ures from I to XII is one third of the distance from the outer circle toward the center. If the face of the clock is white, the figures and the hands should be black. If the face is black, or any dark color, the figures and hands should be either white or gilt. The dials of tower-clocks are frequently illuminated by gas or electricity, so that the time may be easily determined at night.
|THE FACTORS OF ORGANIC EVOLUTION.|
LIMITED, as thus far drawn, to a certain common trait of those minute organisms which are mostly below the reach of unaided vision, the foregoing conclusion appears trivial enough. But it ceases to appear trivial on passing beyond these limits, and observing the implications, direct and indirect, as they concern plants and animals of sensible sizes.

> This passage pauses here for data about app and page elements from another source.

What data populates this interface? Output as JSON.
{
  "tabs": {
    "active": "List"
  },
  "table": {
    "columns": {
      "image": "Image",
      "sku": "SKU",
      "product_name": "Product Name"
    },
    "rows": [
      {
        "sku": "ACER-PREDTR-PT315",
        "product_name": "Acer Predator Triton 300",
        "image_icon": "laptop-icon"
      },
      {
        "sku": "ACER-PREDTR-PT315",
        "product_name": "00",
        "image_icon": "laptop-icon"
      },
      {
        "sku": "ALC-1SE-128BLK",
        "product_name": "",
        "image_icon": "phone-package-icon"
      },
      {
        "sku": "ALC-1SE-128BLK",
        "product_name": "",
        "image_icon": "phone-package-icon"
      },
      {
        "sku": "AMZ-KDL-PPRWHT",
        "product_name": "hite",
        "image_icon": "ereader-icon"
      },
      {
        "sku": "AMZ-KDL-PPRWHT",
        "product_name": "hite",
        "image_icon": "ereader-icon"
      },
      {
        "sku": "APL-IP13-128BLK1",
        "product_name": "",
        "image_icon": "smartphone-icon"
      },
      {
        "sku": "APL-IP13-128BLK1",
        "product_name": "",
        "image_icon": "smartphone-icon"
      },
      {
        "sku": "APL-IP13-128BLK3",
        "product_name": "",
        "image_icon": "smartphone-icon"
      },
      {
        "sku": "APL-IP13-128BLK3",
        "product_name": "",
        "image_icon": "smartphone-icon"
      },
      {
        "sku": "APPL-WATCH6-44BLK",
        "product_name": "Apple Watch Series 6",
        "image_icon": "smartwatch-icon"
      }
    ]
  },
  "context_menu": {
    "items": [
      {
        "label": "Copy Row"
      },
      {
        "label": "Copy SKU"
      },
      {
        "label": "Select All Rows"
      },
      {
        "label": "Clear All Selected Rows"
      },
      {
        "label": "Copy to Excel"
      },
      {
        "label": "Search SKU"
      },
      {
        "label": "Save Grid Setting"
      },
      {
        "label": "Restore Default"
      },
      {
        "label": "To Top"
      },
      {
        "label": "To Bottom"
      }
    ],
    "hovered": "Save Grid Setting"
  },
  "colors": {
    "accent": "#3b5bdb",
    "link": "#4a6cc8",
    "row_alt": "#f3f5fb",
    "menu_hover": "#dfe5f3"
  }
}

Popular expositions of science have so far familiarized many readers with a certain fundamental trait of living things around, that they have ceased to perceive how marvellous a trait it is, and until interpreted by the Theory of Evolution, how utterly mysterious. In past times, the conception of an ordinary plant or animal which prevailed, not throughout the world at large only but among the most instructed, was that it is a single continuous entity. One of these living things was unhesitatingly regarded as being in all respects a unit. Parts it might have, various in their sizes, forms, and compositions; but these were components of a whole which had been from the beginning in its original nature a whole. Even to naturalists fifty years ago, the assertion that a cabbage or a cow, though in one sense a whole, is in another sense a vast society of minute individuals, severally living in greater or less degrees, and some of them maintaining their independent lives unrestrained, would have seemed an absurdity. But this truth which, like so many of the truths established by science, is contrary to that common sense in which most people have so much confidence, has been gradually growing clear since the days when Leeuwenhoeck and his contemporaries began to examine through lenses the minute structures of common plants and animals. Each improvement in the microscope, while it has widened our knowledge of those minute forms of life described above, has revealed further evidence of the fact that all the larger forms of life consist of units severally allied in their fundamental traits to these minute forms of life. Though, as formulated by Schwann and Schleiden, the cell-doctrine has undergone qualifications of statement; yet the qualifications have not been such as to militate against the general proposition that organisms visible to the